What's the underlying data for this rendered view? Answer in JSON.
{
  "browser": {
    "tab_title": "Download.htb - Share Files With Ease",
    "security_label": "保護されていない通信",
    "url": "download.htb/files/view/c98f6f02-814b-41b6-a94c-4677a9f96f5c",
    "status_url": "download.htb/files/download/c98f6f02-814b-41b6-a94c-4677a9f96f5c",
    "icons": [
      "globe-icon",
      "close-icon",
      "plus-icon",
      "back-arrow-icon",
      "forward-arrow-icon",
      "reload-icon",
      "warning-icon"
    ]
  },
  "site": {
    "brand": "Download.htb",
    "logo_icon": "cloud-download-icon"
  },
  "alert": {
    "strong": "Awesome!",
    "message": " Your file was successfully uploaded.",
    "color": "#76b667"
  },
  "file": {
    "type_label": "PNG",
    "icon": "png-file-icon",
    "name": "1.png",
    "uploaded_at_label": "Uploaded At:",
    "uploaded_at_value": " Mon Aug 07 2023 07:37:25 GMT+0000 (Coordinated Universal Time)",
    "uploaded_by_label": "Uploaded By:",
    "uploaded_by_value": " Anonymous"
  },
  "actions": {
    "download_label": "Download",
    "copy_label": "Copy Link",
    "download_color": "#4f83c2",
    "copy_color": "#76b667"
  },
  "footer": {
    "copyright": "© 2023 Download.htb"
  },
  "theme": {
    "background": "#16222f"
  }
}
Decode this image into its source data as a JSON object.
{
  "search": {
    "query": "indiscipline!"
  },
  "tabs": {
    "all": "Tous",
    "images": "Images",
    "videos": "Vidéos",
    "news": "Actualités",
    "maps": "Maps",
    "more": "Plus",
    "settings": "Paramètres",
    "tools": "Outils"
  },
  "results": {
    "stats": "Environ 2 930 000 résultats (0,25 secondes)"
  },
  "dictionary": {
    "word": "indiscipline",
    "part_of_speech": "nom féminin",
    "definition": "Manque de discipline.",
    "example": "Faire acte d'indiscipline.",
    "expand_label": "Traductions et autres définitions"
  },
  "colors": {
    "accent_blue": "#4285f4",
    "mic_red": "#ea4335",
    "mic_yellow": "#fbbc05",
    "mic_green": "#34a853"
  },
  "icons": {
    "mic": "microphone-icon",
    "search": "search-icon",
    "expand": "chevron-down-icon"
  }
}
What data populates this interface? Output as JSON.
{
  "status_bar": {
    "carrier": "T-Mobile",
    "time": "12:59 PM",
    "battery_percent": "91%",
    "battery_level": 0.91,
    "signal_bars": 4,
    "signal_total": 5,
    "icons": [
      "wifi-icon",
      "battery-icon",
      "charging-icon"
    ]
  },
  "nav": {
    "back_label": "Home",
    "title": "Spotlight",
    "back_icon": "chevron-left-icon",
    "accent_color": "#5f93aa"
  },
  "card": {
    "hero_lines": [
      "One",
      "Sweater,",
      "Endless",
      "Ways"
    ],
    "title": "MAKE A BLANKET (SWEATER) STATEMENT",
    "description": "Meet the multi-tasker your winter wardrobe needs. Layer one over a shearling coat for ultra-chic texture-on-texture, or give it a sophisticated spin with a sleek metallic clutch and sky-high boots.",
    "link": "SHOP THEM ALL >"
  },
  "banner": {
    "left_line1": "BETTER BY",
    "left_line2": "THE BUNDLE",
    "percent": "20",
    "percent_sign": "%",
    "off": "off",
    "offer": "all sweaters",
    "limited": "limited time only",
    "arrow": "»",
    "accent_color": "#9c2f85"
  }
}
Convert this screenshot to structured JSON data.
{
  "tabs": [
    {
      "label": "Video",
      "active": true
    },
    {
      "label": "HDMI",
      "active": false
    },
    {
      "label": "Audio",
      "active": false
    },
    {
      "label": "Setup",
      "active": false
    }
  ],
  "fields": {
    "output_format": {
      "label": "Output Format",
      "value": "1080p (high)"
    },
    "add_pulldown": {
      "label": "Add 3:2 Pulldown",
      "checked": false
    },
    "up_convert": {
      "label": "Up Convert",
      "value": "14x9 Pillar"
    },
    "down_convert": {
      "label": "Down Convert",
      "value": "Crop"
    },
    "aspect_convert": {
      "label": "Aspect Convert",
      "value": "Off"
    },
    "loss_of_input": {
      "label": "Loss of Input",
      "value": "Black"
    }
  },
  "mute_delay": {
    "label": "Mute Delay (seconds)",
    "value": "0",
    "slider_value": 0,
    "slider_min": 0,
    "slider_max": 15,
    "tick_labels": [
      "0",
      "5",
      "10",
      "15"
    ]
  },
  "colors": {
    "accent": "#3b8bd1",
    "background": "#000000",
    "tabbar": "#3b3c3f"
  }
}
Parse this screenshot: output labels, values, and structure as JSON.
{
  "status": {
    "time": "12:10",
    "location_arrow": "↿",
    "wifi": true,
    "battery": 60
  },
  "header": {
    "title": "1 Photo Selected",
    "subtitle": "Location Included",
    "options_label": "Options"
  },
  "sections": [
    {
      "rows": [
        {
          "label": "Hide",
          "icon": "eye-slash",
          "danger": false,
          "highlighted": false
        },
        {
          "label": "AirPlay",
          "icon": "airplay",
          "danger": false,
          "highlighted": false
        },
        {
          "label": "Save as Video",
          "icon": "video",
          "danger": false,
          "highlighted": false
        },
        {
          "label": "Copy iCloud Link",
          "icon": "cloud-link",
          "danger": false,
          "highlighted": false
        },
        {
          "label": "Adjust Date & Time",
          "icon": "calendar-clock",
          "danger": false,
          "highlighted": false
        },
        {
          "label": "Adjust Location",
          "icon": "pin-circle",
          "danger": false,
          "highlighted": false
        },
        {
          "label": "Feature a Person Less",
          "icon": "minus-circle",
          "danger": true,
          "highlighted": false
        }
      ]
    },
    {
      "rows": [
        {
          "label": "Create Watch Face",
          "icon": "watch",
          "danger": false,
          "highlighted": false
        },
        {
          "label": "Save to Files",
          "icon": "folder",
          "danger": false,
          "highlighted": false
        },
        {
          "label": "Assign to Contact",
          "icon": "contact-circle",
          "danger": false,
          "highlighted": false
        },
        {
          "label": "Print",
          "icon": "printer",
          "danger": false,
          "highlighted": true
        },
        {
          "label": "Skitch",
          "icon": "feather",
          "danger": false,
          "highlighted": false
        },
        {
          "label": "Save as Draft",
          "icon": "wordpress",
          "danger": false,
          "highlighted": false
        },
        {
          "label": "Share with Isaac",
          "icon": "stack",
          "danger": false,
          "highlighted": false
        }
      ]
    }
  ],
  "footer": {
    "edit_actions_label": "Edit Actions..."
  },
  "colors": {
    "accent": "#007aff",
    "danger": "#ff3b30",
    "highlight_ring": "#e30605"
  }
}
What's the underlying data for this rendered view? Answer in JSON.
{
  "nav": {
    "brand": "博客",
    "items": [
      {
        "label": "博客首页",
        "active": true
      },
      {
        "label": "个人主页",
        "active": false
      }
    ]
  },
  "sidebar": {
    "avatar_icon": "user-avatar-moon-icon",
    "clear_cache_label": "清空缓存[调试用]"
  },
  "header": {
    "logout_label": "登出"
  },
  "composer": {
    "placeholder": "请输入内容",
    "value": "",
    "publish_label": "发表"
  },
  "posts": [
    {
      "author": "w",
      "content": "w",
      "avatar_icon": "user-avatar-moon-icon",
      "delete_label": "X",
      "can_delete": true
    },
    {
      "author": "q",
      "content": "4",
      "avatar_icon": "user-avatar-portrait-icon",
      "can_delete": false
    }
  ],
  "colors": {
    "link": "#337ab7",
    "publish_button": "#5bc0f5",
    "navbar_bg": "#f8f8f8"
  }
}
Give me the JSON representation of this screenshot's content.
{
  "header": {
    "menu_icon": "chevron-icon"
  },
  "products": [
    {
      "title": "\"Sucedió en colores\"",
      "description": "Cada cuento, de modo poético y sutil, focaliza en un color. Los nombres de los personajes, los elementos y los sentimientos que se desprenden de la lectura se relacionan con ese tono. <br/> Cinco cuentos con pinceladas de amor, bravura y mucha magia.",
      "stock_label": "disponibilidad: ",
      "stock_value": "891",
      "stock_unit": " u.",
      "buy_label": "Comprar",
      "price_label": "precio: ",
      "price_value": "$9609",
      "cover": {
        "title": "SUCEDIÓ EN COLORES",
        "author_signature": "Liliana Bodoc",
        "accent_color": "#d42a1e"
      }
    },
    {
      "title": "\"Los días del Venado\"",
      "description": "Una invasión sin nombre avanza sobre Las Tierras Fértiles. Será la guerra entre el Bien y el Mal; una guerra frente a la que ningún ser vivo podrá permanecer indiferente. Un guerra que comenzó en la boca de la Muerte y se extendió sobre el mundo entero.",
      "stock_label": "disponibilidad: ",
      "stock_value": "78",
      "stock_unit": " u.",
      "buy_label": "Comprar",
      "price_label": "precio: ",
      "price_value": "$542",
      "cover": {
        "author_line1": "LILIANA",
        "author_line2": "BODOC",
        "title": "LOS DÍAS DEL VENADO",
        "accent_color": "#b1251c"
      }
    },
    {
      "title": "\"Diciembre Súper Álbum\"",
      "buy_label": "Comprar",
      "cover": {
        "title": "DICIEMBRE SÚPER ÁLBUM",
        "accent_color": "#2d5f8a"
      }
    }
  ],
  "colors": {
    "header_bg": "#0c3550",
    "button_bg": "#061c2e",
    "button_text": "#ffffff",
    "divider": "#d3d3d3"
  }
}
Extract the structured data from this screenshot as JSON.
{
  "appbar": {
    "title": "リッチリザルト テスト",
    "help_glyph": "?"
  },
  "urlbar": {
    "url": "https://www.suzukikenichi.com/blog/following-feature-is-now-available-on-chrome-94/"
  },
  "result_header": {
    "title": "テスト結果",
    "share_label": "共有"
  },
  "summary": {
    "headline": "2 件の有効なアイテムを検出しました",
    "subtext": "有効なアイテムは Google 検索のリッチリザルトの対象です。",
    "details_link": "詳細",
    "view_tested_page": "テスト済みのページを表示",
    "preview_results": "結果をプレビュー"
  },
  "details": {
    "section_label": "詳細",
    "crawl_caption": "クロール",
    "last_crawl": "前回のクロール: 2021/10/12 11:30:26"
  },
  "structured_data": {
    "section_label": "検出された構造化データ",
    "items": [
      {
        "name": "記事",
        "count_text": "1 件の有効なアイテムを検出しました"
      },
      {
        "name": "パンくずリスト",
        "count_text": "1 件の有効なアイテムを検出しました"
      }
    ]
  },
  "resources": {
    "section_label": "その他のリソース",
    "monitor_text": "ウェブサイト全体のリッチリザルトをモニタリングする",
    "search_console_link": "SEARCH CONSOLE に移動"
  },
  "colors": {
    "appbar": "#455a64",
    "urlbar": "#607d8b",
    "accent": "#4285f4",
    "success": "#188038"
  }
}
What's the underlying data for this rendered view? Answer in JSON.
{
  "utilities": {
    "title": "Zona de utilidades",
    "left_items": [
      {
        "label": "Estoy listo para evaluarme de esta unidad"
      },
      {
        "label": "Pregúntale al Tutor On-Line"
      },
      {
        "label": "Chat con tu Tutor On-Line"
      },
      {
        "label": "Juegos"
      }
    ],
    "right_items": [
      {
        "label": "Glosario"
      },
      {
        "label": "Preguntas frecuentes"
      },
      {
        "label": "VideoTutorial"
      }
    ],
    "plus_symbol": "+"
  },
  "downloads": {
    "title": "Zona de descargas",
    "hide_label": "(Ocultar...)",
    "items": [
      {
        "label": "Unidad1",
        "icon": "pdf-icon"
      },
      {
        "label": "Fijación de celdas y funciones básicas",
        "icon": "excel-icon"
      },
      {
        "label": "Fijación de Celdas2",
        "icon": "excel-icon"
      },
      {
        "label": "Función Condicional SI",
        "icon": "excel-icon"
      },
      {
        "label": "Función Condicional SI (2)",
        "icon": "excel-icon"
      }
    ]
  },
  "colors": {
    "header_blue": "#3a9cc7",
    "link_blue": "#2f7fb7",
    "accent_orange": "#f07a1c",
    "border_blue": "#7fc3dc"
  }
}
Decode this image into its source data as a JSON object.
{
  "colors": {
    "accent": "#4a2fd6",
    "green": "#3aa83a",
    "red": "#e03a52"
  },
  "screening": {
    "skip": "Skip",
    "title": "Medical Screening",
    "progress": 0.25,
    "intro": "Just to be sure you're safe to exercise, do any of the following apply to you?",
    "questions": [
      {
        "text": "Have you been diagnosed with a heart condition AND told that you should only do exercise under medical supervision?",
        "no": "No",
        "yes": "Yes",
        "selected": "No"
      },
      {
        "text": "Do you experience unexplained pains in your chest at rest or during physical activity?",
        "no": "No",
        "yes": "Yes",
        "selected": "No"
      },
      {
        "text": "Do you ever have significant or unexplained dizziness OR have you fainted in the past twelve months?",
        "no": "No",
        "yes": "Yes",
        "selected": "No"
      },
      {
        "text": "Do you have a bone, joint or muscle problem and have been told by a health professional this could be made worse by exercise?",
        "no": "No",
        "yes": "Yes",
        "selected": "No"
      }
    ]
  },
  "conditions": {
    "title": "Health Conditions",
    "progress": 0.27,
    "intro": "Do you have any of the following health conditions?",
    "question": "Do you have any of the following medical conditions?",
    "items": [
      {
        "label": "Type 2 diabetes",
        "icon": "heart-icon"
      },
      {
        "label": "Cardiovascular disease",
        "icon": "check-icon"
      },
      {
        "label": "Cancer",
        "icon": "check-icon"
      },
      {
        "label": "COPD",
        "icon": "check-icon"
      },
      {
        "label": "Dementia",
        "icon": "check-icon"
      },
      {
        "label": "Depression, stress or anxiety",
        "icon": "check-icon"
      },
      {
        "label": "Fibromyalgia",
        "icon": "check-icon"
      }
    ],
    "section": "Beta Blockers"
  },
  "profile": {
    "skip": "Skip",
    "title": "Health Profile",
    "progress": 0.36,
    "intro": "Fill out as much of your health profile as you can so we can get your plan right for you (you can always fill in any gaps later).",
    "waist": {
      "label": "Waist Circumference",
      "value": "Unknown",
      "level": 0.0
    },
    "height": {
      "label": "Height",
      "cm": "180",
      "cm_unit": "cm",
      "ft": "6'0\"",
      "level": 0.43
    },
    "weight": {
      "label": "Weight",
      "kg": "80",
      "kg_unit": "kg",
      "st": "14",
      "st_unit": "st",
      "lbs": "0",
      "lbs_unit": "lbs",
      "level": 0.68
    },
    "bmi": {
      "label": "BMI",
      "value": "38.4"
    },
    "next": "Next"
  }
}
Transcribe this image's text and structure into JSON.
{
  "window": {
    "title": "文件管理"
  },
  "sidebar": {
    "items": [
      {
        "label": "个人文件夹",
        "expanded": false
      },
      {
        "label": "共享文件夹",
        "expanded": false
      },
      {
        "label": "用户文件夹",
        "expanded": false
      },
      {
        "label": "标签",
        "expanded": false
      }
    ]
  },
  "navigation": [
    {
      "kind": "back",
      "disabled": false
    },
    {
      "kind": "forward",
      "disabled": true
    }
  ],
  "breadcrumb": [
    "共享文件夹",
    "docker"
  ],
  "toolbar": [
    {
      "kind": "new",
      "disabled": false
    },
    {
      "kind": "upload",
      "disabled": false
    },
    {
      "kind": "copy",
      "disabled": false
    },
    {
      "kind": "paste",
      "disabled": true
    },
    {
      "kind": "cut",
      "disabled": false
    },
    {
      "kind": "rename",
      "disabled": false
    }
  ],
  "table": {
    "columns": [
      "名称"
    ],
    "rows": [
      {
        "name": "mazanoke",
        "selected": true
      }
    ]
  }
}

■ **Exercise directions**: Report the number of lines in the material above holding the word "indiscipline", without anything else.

■ **Solution**: 3